As a first-time offender, you may receive any of the following penalties:

  • A sentence of up to six months in county jail.
  • A fine sentence ranging between $390 and $1000
  • Using an Ignition Interlock Device(IID) for up to six months
  • Mandatory DUI school attendance for three to nine months
  • License suspension lasting between four to ten months

Second Time Offenders

As a second-time offender, you may receive any of the following penalties:

  • A sentence ranging between 96 hours to one year in county jail
  • A fine sentence ranging between $390 and $1000
  • Using an Ignition Interlock Device(IID) for up to one year
  • Mandatory DUI school attendance for eighteen to thirty months
  • License suspension lasting between four to two years

Third Time Offenders

As a third-time offender, you may receive any of the following penalties:

  • A sentence ranging from 120 days to one year in county jail
  • A fine sentence ranging between $390 and $1000
  • Using an Ignition Interlock Device(IID) for up to two years
  • Mandatory DUI school attendance for up to thirty months
  • License suspension lasting up to three years

Felony DUI Offenders

As a felony DUI offender, you may receive any of the following penalties:

  • A sentence ranging from 16 months to two or three years in state prison
  • A fine sentence ranging between $390 and $1000
  • Mandatory DUI school attendance for eighteen to thirty months
  • License suspension lasting for up to five years

DUI Causing Injury Offenders

If found guilty of a DUI causing injury, you may face misdemeanor charges.
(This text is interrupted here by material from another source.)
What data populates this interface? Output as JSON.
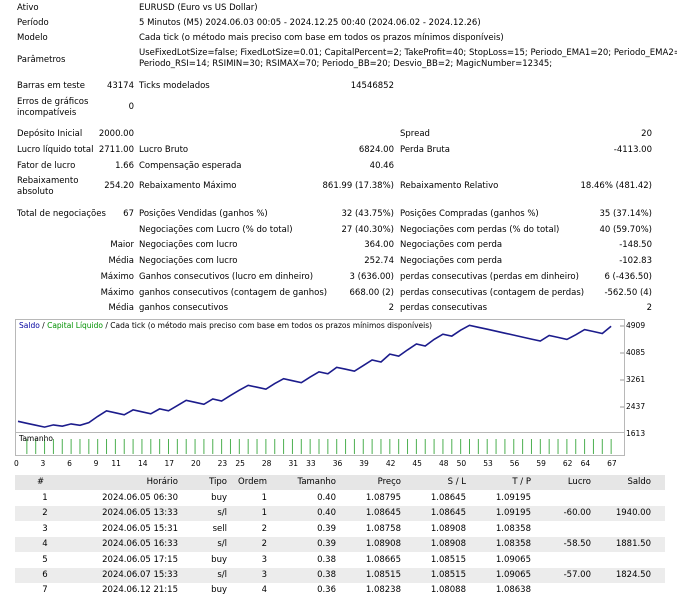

Hence,  you receive any of the following penalties:

  • A sentence ranging between five days to one year in county jail
  • A fine sentence ranging between $390 and $5000
  • Using an Ignition Interlock Device(IID) for up to six months
  • Mandatory DUI school attendance for three to thirty months
  • License suspension lasting between one to three years

Contact a DUI Attorney Near Me

Dealing with a DUI charge without legal support can be challenging, especially if you lack prior experience with criminal cases. Consequently, you may face easily avoidable penalties with an attorney’s guidance. To avoid this, you can consult an experienced DUI lawyer to help establish the best defense strategies applicable to your case.

At San Luis Obispo DUI Attorneys, you will receive legal guidance to help you navigate your hearing in court or the DMV office. We provide services to meet unique client needs, giving you better chances of a successful case outcome. Similarly, you can request a lawyer to represent you in your DUI charge to ease the pressure of working on new concepts alone. If you or a loved one requires DUI defense services in San Luis Obispo, contact us at 805-321-1000.